:: Task to complete ::
Each line below must be reproduced exactly, though the pictures are to be dropped.

──────── Input data

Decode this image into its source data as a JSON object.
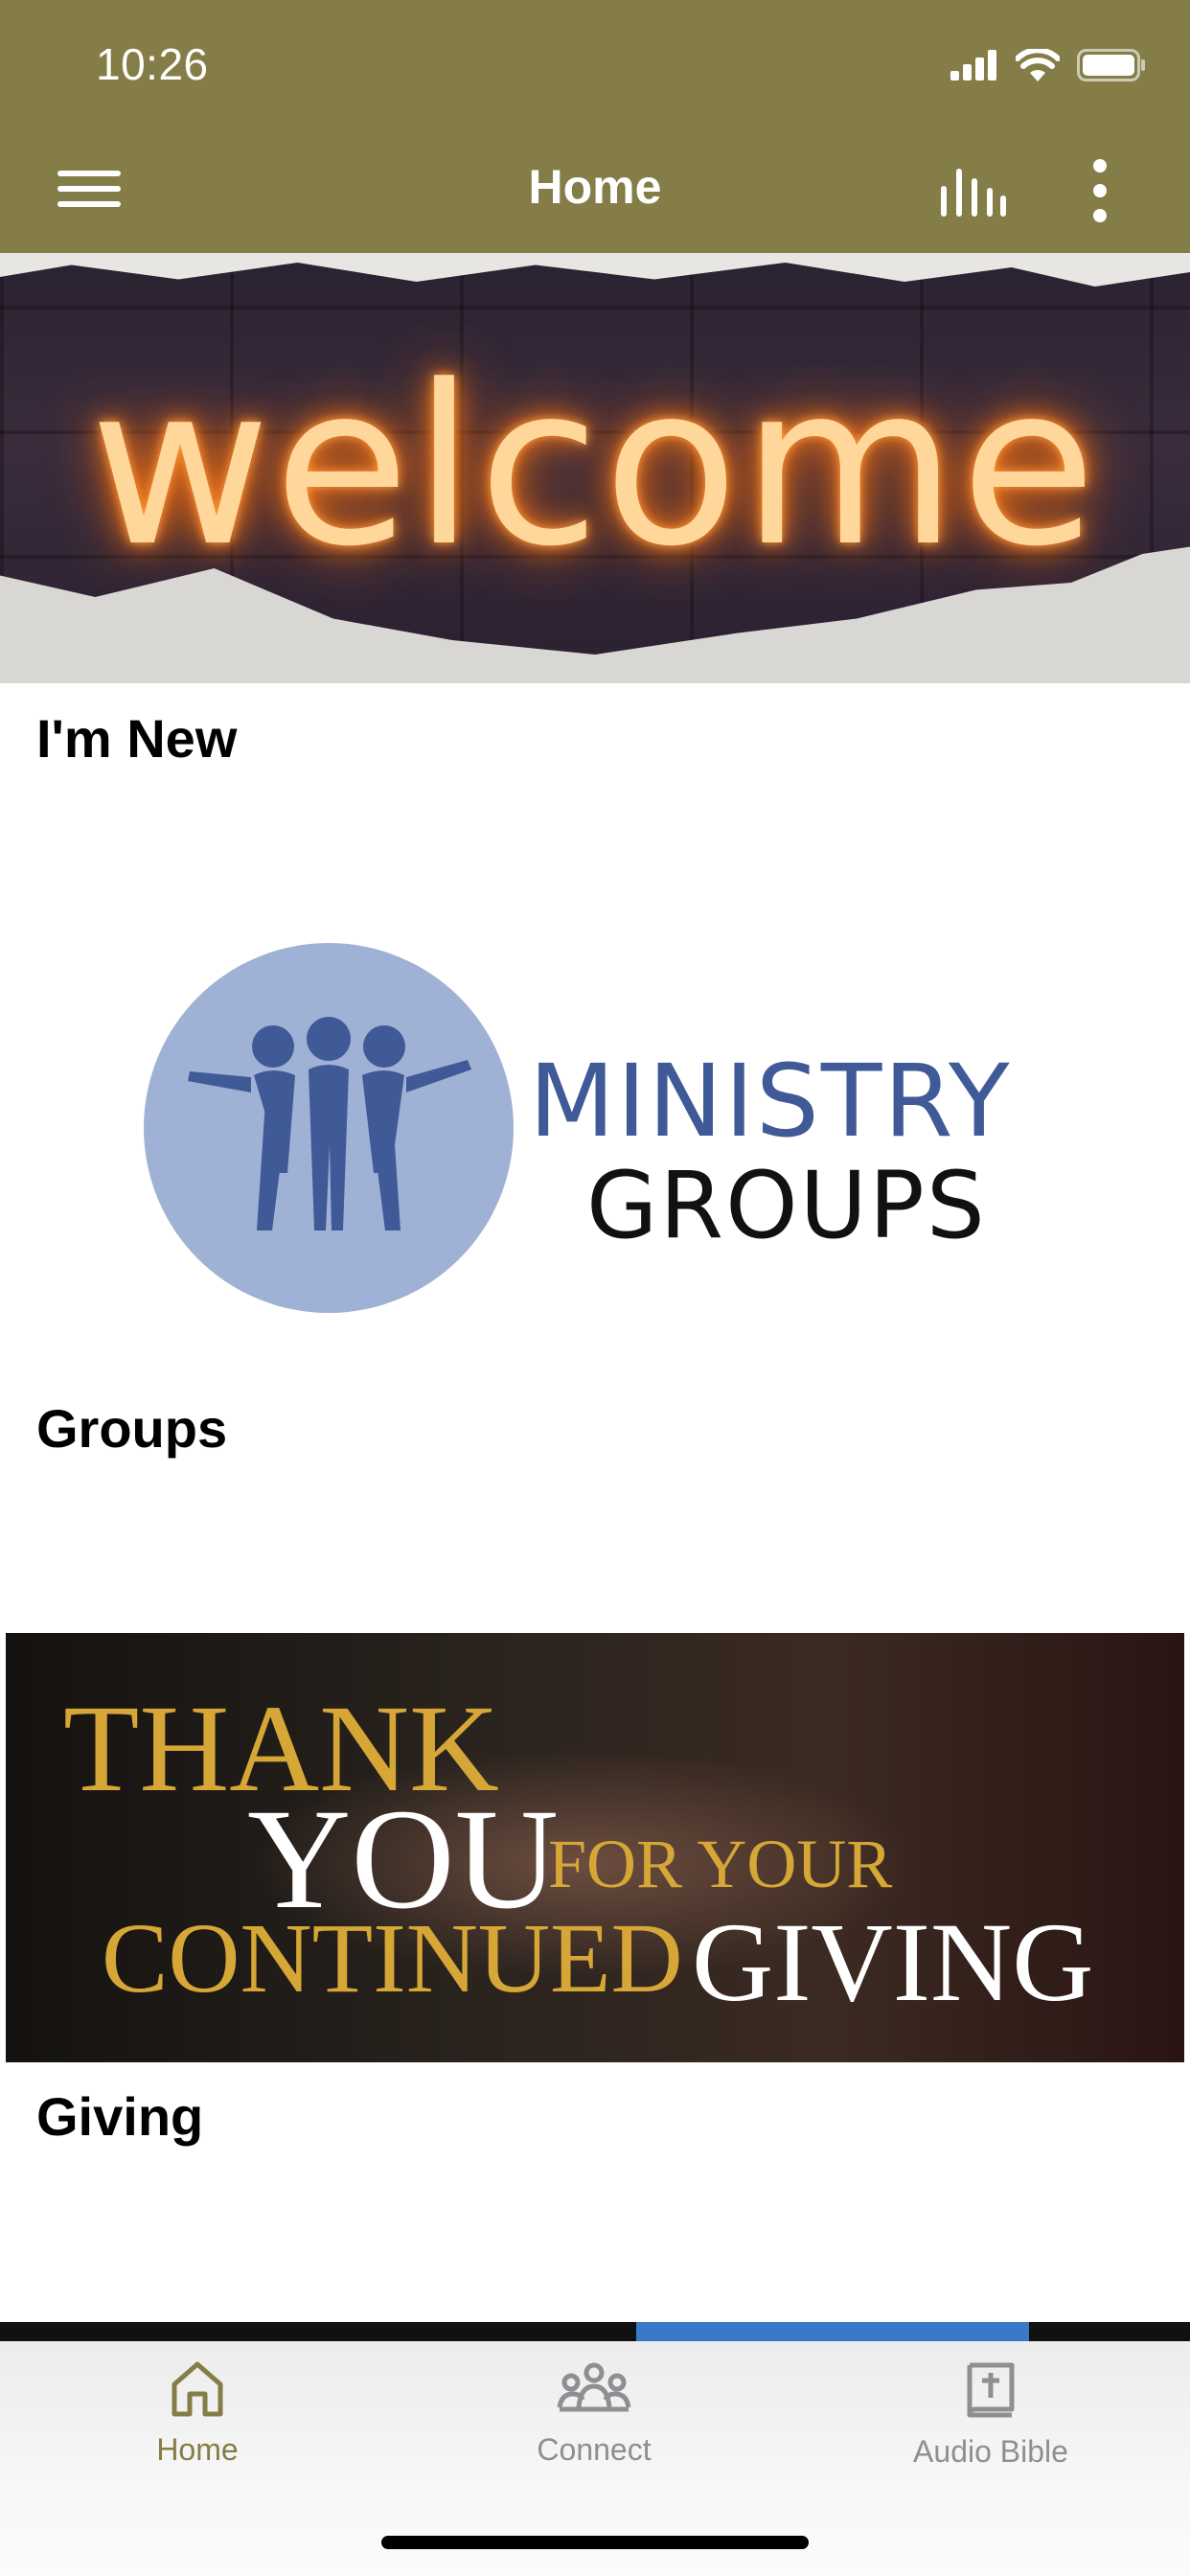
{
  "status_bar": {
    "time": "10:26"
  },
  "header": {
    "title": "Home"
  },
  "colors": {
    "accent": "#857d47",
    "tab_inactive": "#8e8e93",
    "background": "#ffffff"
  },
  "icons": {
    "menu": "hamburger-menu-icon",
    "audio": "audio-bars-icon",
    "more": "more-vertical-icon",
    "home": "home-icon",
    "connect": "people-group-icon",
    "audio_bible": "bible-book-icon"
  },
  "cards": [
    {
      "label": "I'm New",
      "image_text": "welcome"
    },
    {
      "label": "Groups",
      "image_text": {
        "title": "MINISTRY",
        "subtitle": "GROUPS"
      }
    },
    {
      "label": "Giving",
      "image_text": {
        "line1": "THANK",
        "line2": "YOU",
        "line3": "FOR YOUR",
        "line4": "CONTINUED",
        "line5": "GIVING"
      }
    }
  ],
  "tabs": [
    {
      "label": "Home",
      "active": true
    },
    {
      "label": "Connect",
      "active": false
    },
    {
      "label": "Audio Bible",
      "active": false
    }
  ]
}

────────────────

:: Response area ::
Decode this image into its source data as a JSON object.
{
  "status_bar": {
    "time": "10:26"
  },
  "header": {
    "title": "Home"
  },
  "colors": {
    "accent": "#857d47",
    "tab_inactive": "#8e8e93",
    "background": "#ffffff"
  },
  "icons": {
    "menu": "hamburger-menu-icon",
    "audio": "audio-bars-icon",
    "more": "more-vertical-icon",
    "home": "home-icon",
    "connect": "people-group-icon",
    "audio_bible": "bible-book-icon"
  },
  "cards": [
    {
      "label": "I'm New",
      "image_text": "welcome"
    },
    {
      "label": "Groups",
      "image_text": {
        "title": "MINISTRY",
        "subtitle": "GROUPS"
      }
    },
    {
      "label": "Giving",
      "image_text": {
        "line1": "THANK",
        "line2": "YOU",
        "line3": "FOR YOUR",
        "line4": "CONTINUED",
        "line5": "GIVING"
      }
    }
  ],
  "tabs": [
    {
      "label": "Home",
      "active": true
    },
    {
      "label": "Connect",
      "active": false
    },
    {
      "label": "Audio Bible",
      "active": false
    }
  ]
}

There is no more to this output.